DLH: Yes, we anticipate that there will be satellite meetings at some international meetings and that’s perfectly healthy. What this will be is bringing everybody together for an up date, not only just looking at one aspect, such as virology or epidemiology, but the whole situation, clinical, epidemiology, laboratory. And in addition, control efforts in countries.

Q: Is it going to be an open meeting or not?

DT: Yes, it will be open to the press. We’ve arranged for the meeting to be open. In the main conference hall there’ll be seats for a pool of 20 reporters and then we’ll have a video conference link to another large media hall and there’ll be daily press briefings.

I’m thinking that perhaps we’ve exhausted all the travel-related questions and if that’s right, then we’ll let Dr Heymann resume with his activities in Thailand.

Q: What are you doing in Thailand, what are you up to out there?

DLH: Well, I’m helping them get ready for a meeting. They’re having a heads of state meeting next week of the ASEAN +4, +3 which includes China. And so we understand the head of state of China will come, and Singapore and various others. So it’s a meeting where they are coming, mainly to discuss what we are discussing today, the travel issues.

DT: OK? So, I want to thank you both for this.

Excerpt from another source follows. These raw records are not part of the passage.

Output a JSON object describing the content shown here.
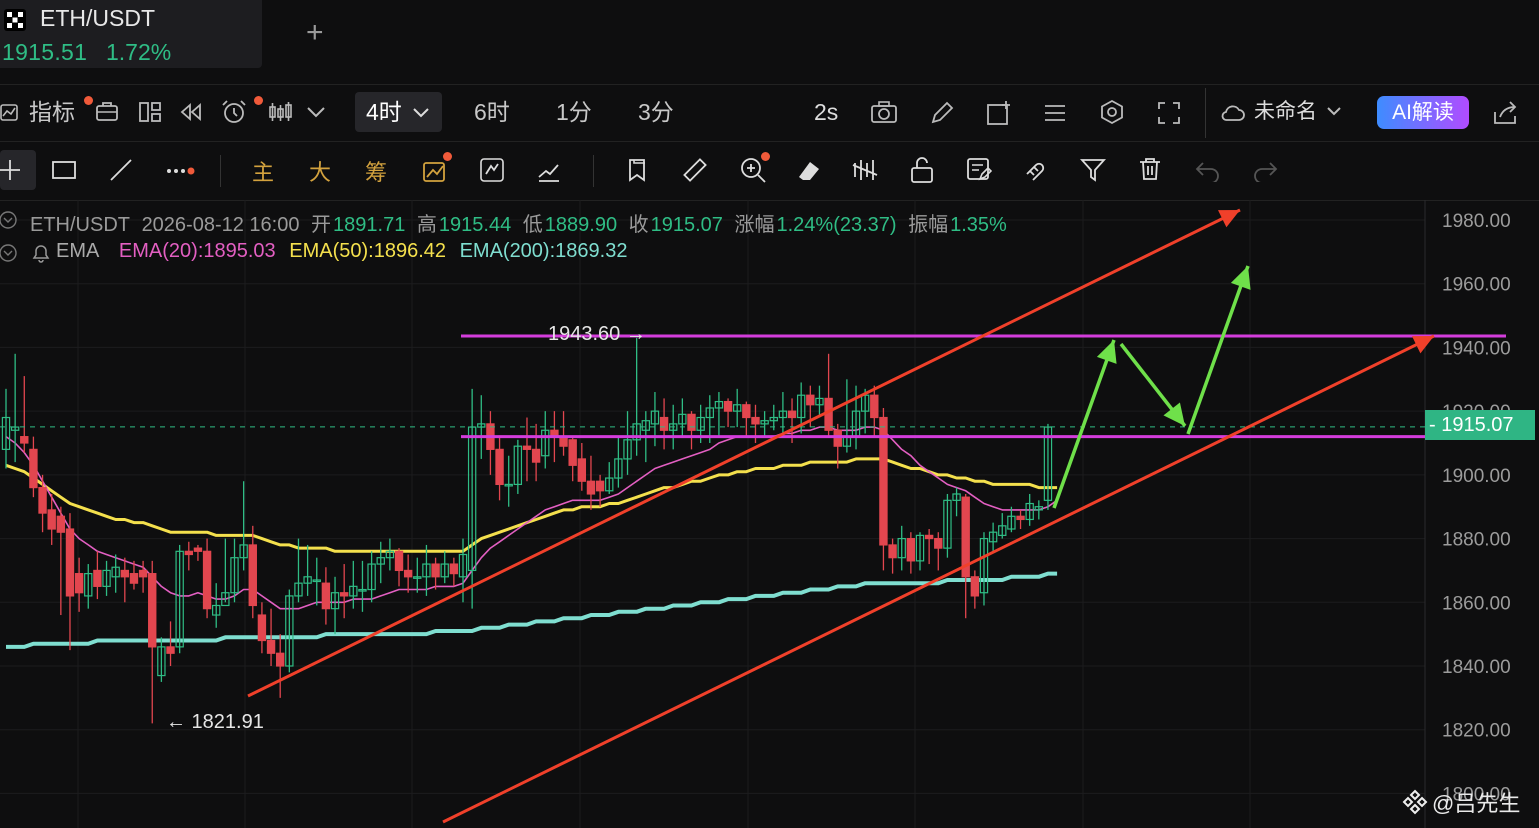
{
  "tab": {
    "pair": "ETH/USDT",
    "price": "1915.51",
    "change": "1.72%"
  },
  "toolbar": {
    "indicators_label": "指标",
    "timeframes": [
      "4时",
      "6时",
      "1分",
      "3分"
    ],
    "active_timeframe": "4时",
    "interval_label": "2s",
    "layout_name": "未命名",
    "ai_label": "AI解读"
  },
  "drawing_tools": {
    "main": "主",
    "big": "大",
    "chip": "筹"
  },
  "ohlc": {
    "symbol": "ETH/USDT",
    "time": "2026-08-12 16:00",
    "open_label": "开",
    "open": "1891.71",
    "high_label": "高",
    "high": "1915.44",
    "low_label": "低",
    "low": "1889.90",
    "close_label": "收",
    "close": "1915.07",
    "chg_label": "涨幅",
    "chg": "1.24%(23.37)",
    "amp_label": "振幅",
    "amp": "1.35%"
  },
  "ema": {
    "name": "EMA",
    "ema20": "EMA(20):1895.03",
    "ema50": "EMA(50):1896.42",
    "ema200": "EMA(200):1869.32"
  },
  "chart_data": {
    "type": "candlestick",
    "ylim": [
      1802,
      1985
    ],
    "y_ticks": [
      1800,
      1820,
      1840,
      1860,
      1880,
      1900,
      1920,
      1940,
      1960,
      1980
    ],
    "y_tick_labels": [
      "1800.00",
      "1820.00",
      "1840.00",
      "1860.00",
      "1880.00",
      "1900.00",
      "1920.00",
      "1940.00",
      "1960.00",
      "1980.00"
    ],
    "current_price": 1915.07,
    "current_price_label": "1915.07",
    "low_annotation": "← 1821.91",
    "high_annotation": "1943.60 →",
    "low_value": 1821.91,
    "high_value": 1943.6,
    "candles": [
      [
        1918,
        1908,
        1927,
        1902
      ],
      [
        1915,
        1914,
        1938,
        1904
      ],
      [
        1910,
        1912,
        1931,
        1907
      ],
      [
        1896,
        1908,
        1912,
        1893
      ],
      [
        1888,
        1896,
        1900,
        1882
      ],
      [
        1883,
        1889,
        1894,
        1878
      ],
      [
        1882,
        1887,
        1890,
        1856
      ],
      [
        1862,
        1883,
        1888,
        1845
      ],
      [
        1863,
        1869,
        1874,
        1857
      ],
      [
        1869,
        1862,
        1872,
        1858
      ],
      [
        1865,
        1870,
        1876,
        1861
      ],
      [
        1870,
        1865,
        1873,
        1862
      ],
      [
        1871,
        1868,
        1875,
        1863
      ],
      [
        1868,
        1870,
        1874,
        1860
      ],
      [
        1866,
        1869,
        1873,
        1864
      ],
      [
        1868,
        1870,
        1873,
        1863
      ],
      [
        1846,
        1869,
        1873,
        1822
      ],
      [
        1846,
        1837,
        1849,
        1835
      ],
      [
        1844,
        1846,
        1854,
        1840
      ],
      [
        1876,
        1846,
        1878,
        1844
      ],
      [
        1875,
        1876,
        1879,
        1870
      ],
      [
        1876,
        1877,
        1878,
        1873
      ],
      [
        1858,
        1876,
        1880,
        1855
      ],
      [
        1859,
        1856,
        1866,
        1852
      ],
      [
        1863,
        1859,
        1880,
        1860
      ],
      [
        1874,
        1863,
        1880,
        1860
      ],
      [
        1878,
        1874,
        1898,
        1870
      ],
      [
        1859,
        1878,
        1884,
        1855
      ],
      [
        1848,
        1856,
        1860,
        1844
      ],
      [
        1844,
        1848,
        1858,
        1840
      ],
      [
        1840,
        1844,
        1850,
        1830
      ],
      [
        1862,
        1840,
        1864,
        1838
      ],
      [
        1866,
        1862,
        1880,
        1860
      ],
      [
        1868,
        1866,
        1878,
        1862
      ],
      [
        1867,
        1867,
        1874,
        1859
      ],
      [
        1858,
        1866,
        1871,
        1853
      ],
      [
        1863,
        1858,
        1868,
        1850
      ],
      [
        1862,
        1863,
        1872,
        1855
      ],
      [
        1865,
        1862,
        1873,
        1858
      ],
      [
        1864,
        1864,
        1873,
        1857
      ],
      [
        1872,
        1864,
        1876,
        1860
      ],
      [
        1874,
        1872,
        1879,
        1866
      ],
      [
        1876,
        1874,
        1880,
        1870
      ],
      [
        1870,
        1876,
        1877,
        1865
      ],
      [
        1868,
        1870,
        1875,
        1863
      ],
      [
        1868,
        1868,
        1874,
        1863
      ],
      [
        1872,
        1868,
        1878,
        1862
      ],
      [
        1868,
        1872,
        1874,
        1864
      ],
      [
        1872,
        1868,
        1876,
        1866
      ],
      [
        1869,
        1872,
        1874,
        1865
      ],
      [
        1875,
        1868,
        1880,
        1860
      ],
      [
        1915,
        1870,
        1927,
        1858
      ],
      [
        1916,
        1915,
        1925,
        1905
      ],
      [
        1908,
        1916,
        1920,
        1900
      ],
      [
        1897,
        1908,
        1912,
        1892
      ],
      [
        1897,
        1897,
        1906,
        1890
      ],
      [
        1909,
        1897,
        1911,
        1894
      ],
      [
        1908,
        1909,
        1918,
        1898
      ],
      [
        1904,
        1908,
        1916,
        1898
      ],
      [
        1914,
        1906,
        1920,
        1902
      ],
      [
        1912,
        1914,
        1920,
        1904
      ],
      [
        1909,
        1912,
        1920,
        1906
      ],
      [
        1903,
        1911,
        1912,
        1898
      ],
      [
        1898,
        1905,
        1910,
        1895
      ],
      [
        1894,
        1898,
        1906,
        1889
      ],
      [
        1895,
        1898,
        1900,
        1890
      ],
      [
        1899,
        1895,
        1904,
        1894
      ],
      [
        1905,
        1899,
        1912,
        1896
      ],
      [
        1911,
        1905,
        1920,
        1900
      ],
      [
        1916,
        1911,
        1943,
        1906
      ],
      [
        1917,
        1914,
        1920,
        1904
      ],
      [
        1920,
        1916,
        1926,
        1909
      ],
      [
        1914,
        1918,
        1924,
        1908
      ],
      [
        1916,
        1914,
        1922,
        1908
      ],
      [
        1919,
        1916,
        1924,
        1912
      ],
      [
        1914,
        1919,
        1920,
        1908
      ],
      [
        1918,
        1914,
        1922,
        1910
      ],
      [
        1921,
        1918,
        1925,
        1910
      ],
      [
        1923,
        1921,
        1926,
        1912
      ],
      [
        1920,
        1923,
        1924,
        1915
      ],
      [
        1922,
        1920,
        1927,
        1915
      ],
      [
        1918,
        1922,
        1923,
        1912
      ],
      [
        1916,
        1918,
        1922,
        1910
      ],
      [
        1917,
        1916,
        1920,
        1912
      ],
      [
        1918,
        1917,
        1922,
        1914
      ],
      [
        1920,
        1918,
        1926,
        1912
      ],
      [
        1918,
        1920,
        1924,
        1910
      ],
      [
        1925,
        1918,
        1929,
        1913
      ],
      [
        1922,
        1925,
        1928,
        1915
      ],
      [
        1924,
        1922,
        1928,
        1918
      ],
      [
        1914,
        1924,
        1938,
        1912
      ],
      [
        1909,
        1914,
        1916,
        1902
      ],
      [
        1912,
        1909,
        1930,
        1907
      ],
      [
        1920,
        1912,
        1928,
        1908
      ],
      [
        1925,
        1920,
        1927,
        1913
      ],
      [
        1918,
        1925,
        1928,
        1912
      ],
      [
        1878,
        1918,
        1921,
        1870
      ],
      [
        1874,
        1878,
        1880,
        1869
      ],
      [
        1880,
        1874,
        1884,
        1870
      ],
      [
        1873,
        1880,
        1882,
        1869
      ],
      [
        1881,
        1873,
        1882,
        1870
      ],
      [
        1880,
        1881,
        1883,
        1872
      ],
      [
        1877,
        1880,
        1882,
        1870
      ],
      [
        1892,
        1877,
        1894,
        1874
      ],
      [
        1894,
        1892,
        1896,
        1887
      ],
      [
        1868,
        1893,
        1894,
        1855
      ],
      [
        1862,
        1868,
        1870,
        1858
      ],
      [
        1880,
        1863,
        1882,
        1859
      ],
      [
        1882,
        1879,
        1885,
        1876
      ],
      [
        1884,
        1881,
        1888,
        1880
      ],
      [
        1887,
        1883,
        1890,
        1882
      ],
      [
        1886,
        1887,
        1889,
        1883
      ],
      [
        1891,
        1886,
        1894,
        1884
      ],
      [
        1890,
        1889,
        1892,
        1886
      ],
      [
        1915,
        1892,
        1916,
        1889
      ]
    ],
    "ema20": [
      1912,
      1910,
      1907,
      1903,
      1898,
      1893,
      1888,
      1883,
      1880,
      1878,
      1876,
      1875,
      1874,
      1873,
      1872,
      1871,
      1868,
      1865,
      1863,
      1862,
      1862,
      1863,
      1862,
      1861,
      1861,
      1862,
      1864,
      1864,
      1862,
      1860,
      1858,
      1858,
      1858,
      1859,
      1860,
      1860,
      1860,
      1860,
      1861,
      1861,
      1861,
      1862,
      1863,
      1864,
      1864,
      1864,
      1864,
      1865,
      1865,
      1865,
      1866,
      1870,
      1874,
      1877,
      1879,
      1881,
      1883,
      1885,
      1887,
      1889,
      1890,
      1891,
      1892,
      1892,
      1892,
      1892,
      1893,
      1894,
      1896,
      1898,
      1900,
      1902,
      1903,
      1904,
      1905,
      1906,
      1907,
      1908,
      1910,
      1911,
      1912,
      1912,
      1912,
      1912,
      1912,
      1913,
      1913,
      1914,
      1914,
      1915,
      1915,
      1914,
      1914,
      1914,
      1915,
      1915,
      1914,
      1911,
      1908,
      1906,
      1903,
      1901,
      1899,
      1897,
      1896,
      1895,
      1893,
      1891,
      1890,
      1889,
      1889,
      1889,
      1889,
      1889,
      1890,
      1892
    ],
    "ema50": [
      1903,
      1902,
      1901,
      1899,
      1897,
      1895,
      1893,
      1891,
      1890,
      1889,
      1888,
      1887,
      1886,
      1886,
      1885,
      1885,
      1884,
      1883,
      1882,
      1882,
      1882,
      1882,
      1882,
      1881,
      1881,
      1881,
      1881,
      1881,
      1880,
      1879,
      1878,
      1878,
      1877,
      1877,
      1877,
      1877,
      1876,
      1876,
      1876,
      1876,
      1876,
      1876,
      1876,
      1876,
      1876,
      1876,
      1876,
      1876,
      1876,
      1876,
      1876,
      1878,
      1880,
      1881,
      1882,
      1883,
      1884,
      1885,
      1886,
      1887,
      1888,
      1889,
      1889,
      1890,
      1890,
      1890,
      1891,
      1891,
      1892,
      1893,
      1894,
      1895,
      1896,
      1896,
      1897,
      1898,
      1898,
      1899,
      1900,
      1900,
      1901,
      1901,
      1902,
      1902,
      1902,
      1903,
      1903,
      1903,
      1904,
      1904,
      1904,
      1904,
      1904,
      1905,
      1905,
      1905,
      1905,
      1904,
      1903,
      1902,
      1902,
      1901,
      1900,
      1900,
      1899,
      1899,
      1898,
      1898,
      1897,
      1897,
      1897,
      1897,
      1897,
      1896,
      1896,
      1896
    ],
    "ema200": [
      1846,
      1846,
      1846,
      1847,
      1847,
      1847,
      1847,
      1847,
      1847,
      1847,
      1848,
      1848,
      1848,
      1848,
      1848,
      1848,
      1848,
      1848,
      1848,
      1848,
      1848,
      1848,
      1848,
      1848,
      1849,
      1849,
      1849,
      1849,
      1849,
      1849,
      1849,
      1849,
      1849,
      1849,
      1849,
      1850,
      1850,
      1850,
      1850,
      1850,
      1850,
      1850,
      1850,
      1850,
      1850,
      1850,
      1850,
      1851,
      1851,
      1851,
      1851,
      1851,
      1852,
      1852,
      1852,
      1853,
      1853,
      1853,
      1854,
      1854,
      1854,
      1855,
      1855,
      1855,
      1856,
      1856,
      1856,
      1857,
      1857,
      1857,
      1858,
      1858,
      1858,
      1859,
      1859,
      1859,
      1860,
      1860,
      1860,
      1861,
      1861,
      1861,
      1862,
      1862,
      1862,
      1863,
      1863,
      1863,
      1864,
      1864,
      1864,
      1865,
      1865,
      1865,
      1866,
      1866,
      1866,
      1866,
      1866,
      1866,
      1866,
      1866,
      1866,
      1867,
      1867,
      1867,
      1867,
      1867,
      1867,
      1867,
      1868,
      1868,
      1868,
      1868,
      1869,
      1869
    ],
    "horizontal_lines": [
      1943.6,
      1912
    ],
    "trend_lines": [
      {
        "from": [
          0,
          1830
        ],
        "to": [
          1,
          1980
        ]
      },
      {
        "from": [
          0,
          1800
        ],
        "to": [
          1,
          1942
        ]
      }
    ]
  },
  "watermark": "@吕先生",
  "colors": {
    "up": "#2fbd85",
    "down": "#e2464f",
    "ema20": "#e35fc2",
    "ema50": "#f4e04d",
    "ema200": "#7fded0",
    "hline": "#d43ddc",
    "trend": "#f0402a",
    "arrow": "#6fe04a",
    "bg": "#0e0e0f"
  }
}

We appreciate the opportunity.

Yes, thanks, we appreciate too.

DT: Yeah.

Q: What about the four o’clock briefings?

DT: Yeah, Isabelle Nuttall from our travel and health section is doing a video-radio-telebriefing at four.

Q: OK, it’s not a …., I thought you were having …, every day you were going to have a press briefing?

DT: Yeah, but it’s gonna be this kind of virtual press briefing, allowing us to get to more people. It’ll be web cast, so it’ll be archived and we’ll have a transcript of that as well.

Q: OK. And who is on these, is David going to be on these every day?

DT: No. There’ll be a different person, we’ll cover different topics. It’ll be epidemiology, basic science, clinical management; yesterday, we had Henk Bekedam from Beijing in to talk, so it’ll be different aspects of SARS.

DLH: The reason we didn’t do a press conference today is because this now is actually becoming a routine type of announcement, we’ll have to possibly in a couple of days announce again. And it’s nothing extraordinary, it’s just public health at its best, in real action, trying to prevent the spread of the disease and contain it.

DT: OK, everybody, thank you. Bye bye.